**TASK TO CARRY OUT:**
A single number is needed: how many lines of the data below contain "JSON".
━━━ GIVEN RECORDS ━━━
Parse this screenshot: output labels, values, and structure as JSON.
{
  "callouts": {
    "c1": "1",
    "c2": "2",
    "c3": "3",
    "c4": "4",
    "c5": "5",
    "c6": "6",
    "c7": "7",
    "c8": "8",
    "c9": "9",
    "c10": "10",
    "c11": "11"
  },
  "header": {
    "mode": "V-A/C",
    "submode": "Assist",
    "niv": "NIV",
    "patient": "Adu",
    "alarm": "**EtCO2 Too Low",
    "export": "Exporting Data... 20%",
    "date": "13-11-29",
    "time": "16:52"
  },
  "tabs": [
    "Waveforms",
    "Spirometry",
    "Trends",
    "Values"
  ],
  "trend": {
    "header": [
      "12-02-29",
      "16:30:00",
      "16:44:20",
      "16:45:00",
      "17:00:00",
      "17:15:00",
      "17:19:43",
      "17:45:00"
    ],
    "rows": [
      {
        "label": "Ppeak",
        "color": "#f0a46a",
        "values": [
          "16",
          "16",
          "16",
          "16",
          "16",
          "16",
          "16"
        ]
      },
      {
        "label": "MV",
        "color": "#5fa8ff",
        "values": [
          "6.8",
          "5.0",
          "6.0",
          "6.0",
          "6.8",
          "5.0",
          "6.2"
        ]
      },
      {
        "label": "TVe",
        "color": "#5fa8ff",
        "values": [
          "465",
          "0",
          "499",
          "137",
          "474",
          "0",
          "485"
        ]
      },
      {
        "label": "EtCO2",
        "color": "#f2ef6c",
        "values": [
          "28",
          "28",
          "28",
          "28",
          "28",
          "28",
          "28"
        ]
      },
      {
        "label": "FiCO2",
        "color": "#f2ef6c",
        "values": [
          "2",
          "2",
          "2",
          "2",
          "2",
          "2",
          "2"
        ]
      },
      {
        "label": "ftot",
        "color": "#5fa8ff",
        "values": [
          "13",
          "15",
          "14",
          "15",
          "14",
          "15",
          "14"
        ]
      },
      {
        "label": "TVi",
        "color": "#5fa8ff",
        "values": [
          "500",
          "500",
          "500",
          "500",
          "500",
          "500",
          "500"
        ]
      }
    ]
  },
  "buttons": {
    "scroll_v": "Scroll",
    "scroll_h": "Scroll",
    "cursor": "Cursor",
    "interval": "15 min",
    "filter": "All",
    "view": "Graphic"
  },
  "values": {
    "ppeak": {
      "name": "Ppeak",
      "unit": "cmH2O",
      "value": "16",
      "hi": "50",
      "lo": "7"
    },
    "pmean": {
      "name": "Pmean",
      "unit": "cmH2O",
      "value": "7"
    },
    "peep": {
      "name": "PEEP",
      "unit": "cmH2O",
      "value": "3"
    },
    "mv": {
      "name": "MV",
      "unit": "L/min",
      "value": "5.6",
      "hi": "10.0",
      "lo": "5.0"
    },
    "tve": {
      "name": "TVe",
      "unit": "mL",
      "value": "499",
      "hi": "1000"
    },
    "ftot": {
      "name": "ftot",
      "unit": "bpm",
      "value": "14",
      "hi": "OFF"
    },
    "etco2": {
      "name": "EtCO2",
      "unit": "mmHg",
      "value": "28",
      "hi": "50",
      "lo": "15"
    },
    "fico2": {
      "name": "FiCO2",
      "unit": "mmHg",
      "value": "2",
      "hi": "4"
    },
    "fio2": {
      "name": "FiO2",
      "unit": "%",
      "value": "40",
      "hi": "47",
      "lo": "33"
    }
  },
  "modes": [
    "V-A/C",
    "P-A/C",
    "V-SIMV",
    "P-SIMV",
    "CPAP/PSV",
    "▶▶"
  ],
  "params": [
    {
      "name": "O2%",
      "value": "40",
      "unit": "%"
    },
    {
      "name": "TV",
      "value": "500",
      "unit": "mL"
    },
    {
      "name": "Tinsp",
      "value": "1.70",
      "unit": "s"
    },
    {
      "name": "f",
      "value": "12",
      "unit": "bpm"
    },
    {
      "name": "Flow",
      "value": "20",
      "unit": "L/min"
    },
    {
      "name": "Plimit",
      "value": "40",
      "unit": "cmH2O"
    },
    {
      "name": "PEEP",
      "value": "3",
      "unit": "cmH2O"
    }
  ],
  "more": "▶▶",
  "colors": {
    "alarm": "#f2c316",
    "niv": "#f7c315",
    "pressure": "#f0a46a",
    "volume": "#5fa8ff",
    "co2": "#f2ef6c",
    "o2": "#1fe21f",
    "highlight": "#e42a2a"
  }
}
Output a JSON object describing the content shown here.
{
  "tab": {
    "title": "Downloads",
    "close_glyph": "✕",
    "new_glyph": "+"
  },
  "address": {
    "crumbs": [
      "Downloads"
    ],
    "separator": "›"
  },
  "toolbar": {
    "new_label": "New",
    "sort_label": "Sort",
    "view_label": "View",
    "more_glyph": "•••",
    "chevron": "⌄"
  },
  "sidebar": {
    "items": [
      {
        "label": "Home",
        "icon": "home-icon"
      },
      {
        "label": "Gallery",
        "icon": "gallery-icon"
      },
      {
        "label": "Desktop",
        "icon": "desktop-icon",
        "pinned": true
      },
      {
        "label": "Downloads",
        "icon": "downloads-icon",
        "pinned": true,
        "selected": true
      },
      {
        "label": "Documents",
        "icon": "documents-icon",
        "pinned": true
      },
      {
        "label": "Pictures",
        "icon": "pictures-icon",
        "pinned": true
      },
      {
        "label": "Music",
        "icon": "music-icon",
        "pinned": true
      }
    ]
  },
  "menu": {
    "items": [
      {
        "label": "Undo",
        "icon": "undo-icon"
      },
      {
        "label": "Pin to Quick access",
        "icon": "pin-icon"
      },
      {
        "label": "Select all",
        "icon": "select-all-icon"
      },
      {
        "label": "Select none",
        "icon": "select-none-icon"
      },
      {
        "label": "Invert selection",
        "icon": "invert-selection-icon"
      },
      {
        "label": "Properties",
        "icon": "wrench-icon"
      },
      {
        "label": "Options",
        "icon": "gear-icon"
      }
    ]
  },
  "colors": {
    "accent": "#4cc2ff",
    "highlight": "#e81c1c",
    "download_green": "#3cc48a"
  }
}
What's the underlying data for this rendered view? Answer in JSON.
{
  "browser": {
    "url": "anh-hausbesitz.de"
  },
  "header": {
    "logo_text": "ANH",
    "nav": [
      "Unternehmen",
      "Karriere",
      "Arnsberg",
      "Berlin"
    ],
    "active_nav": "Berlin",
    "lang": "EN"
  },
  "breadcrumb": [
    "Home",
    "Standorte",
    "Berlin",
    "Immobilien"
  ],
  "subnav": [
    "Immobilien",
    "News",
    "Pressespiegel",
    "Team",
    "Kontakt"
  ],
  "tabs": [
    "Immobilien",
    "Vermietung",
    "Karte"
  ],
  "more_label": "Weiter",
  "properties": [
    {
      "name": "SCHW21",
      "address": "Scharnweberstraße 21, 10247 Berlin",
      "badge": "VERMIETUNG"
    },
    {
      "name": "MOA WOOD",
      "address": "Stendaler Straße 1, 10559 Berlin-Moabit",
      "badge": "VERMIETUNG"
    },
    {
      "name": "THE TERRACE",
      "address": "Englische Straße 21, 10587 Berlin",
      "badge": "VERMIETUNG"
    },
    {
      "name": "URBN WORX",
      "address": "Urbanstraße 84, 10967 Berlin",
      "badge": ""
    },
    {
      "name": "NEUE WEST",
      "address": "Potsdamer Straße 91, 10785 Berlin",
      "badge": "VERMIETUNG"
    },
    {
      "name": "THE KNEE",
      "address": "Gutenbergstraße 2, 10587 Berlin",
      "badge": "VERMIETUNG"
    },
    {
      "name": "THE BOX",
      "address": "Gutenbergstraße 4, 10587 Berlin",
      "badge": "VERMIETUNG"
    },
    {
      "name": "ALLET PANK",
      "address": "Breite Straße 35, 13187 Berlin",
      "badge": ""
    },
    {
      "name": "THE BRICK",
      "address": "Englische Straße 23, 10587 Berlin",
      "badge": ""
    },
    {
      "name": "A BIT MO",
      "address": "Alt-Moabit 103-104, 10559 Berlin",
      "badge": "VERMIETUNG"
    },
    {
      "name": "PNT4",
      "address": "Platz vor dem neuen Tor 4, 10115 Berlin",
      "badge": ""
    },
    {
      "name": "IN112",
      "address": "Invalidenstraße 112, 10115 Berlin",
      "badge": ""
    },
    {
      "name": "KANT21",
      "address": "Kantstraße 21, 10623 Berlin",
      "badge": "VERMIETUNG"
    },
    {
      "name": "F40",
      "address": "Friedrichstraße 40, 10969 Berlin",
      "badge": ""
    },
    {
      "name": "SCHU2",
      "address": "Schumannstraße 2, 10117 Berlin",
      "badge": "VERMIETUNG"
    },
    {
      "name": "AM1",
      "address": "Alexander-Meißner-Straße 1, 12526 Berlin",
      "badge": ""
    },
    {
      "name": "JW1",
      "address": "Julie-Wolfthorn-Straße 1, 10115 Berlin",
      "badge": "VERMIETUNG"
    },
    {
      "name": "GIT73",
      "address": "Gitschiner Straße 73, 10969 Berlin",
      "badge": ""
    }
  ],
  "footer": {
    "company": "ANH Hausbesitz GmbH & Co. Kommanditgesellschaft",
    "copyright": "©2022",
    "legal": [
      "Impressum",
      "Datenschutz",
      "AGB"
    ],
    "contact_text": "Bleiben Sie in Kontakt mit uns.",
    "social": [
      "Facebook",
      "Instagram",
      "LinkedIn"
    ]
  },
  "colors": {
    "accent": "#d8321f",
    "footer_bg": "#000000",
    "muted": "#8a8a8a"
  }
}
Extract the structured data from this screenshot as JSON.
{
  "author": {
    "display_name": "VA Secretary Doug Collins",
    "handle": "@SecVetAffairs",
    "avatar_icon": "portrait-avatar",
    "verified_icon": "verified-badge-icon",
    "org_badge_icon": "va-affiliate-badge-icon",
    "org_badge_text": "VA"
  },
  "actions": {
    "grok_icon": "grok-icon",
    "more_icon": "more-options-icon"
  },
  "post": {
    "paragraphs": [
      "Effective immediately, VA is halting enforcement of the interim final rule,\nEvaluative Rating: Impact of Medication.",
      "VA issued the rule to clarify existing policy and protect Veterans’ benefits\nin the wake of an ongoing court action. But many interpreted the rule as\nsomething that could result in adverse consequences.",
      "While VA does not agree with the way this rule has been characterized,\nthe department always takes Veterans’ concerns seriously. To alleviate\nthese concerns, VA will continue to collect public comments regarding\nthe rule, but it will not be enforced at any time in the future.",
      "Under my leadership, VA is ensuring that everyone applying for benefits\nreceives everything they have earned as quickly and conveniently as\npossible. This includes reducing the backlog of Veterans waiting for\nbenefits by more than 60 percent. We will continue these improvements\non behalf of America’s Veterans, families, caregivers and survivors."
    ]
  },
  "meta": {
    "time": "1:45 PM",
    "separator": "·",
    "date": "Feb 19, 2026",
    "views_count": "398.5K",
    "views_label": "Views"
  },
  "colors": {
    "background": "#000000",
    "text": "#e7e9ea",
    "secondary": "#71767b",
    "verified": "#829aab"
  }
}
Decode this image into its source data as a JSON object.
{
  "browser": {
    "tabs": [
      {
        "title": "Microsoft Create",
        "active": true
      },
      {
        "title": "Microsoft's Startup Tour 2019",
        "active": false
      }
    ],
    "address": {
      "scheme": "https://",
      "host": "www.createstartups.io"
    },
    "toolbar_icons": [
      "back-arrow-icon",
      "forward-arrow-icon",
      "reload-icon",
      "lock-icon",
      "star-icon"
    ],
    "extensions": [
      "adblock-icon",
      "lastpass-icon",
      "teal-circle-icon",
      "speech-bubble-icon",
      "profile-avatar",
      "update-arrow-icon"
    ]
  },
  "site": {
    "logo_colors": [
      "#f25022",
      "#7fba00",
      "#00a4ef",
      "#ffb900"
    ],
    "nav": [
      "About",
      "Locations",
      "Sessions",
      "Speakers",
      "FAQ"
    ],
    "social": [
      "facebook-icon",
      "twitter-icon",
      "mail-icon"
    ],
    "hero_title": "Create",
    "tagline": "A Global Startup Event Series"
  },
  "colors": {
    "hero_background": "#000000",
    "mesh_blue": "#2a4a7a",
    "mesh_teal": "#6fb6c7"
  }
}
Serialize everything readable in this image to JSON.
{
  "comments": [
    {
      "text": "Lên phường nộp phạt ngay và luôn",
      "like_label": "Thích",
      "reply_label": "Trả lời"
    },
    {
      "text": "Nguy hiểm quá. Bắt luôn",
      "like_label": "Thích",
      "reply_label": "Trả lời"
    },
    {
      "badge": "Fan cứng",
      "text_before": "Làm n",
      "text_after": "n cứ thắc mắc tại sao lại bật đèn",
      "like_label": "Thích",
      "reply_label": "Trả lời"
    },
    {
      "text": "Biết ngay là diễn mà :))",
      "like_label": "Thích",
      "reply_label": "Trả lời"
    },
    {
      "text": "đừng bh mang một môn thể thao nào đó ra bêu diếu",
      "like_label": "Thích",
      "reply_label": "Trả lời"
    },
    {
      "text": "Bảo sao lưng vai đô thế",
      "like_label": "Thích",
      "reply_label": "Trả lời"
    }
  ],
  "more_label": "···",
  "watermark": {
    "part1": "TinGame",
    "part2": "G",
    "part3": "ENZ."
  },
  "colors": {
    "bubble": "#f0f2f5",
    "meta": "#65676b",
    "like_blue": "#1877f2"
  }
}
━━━
**YOUR RESPONSE:**
6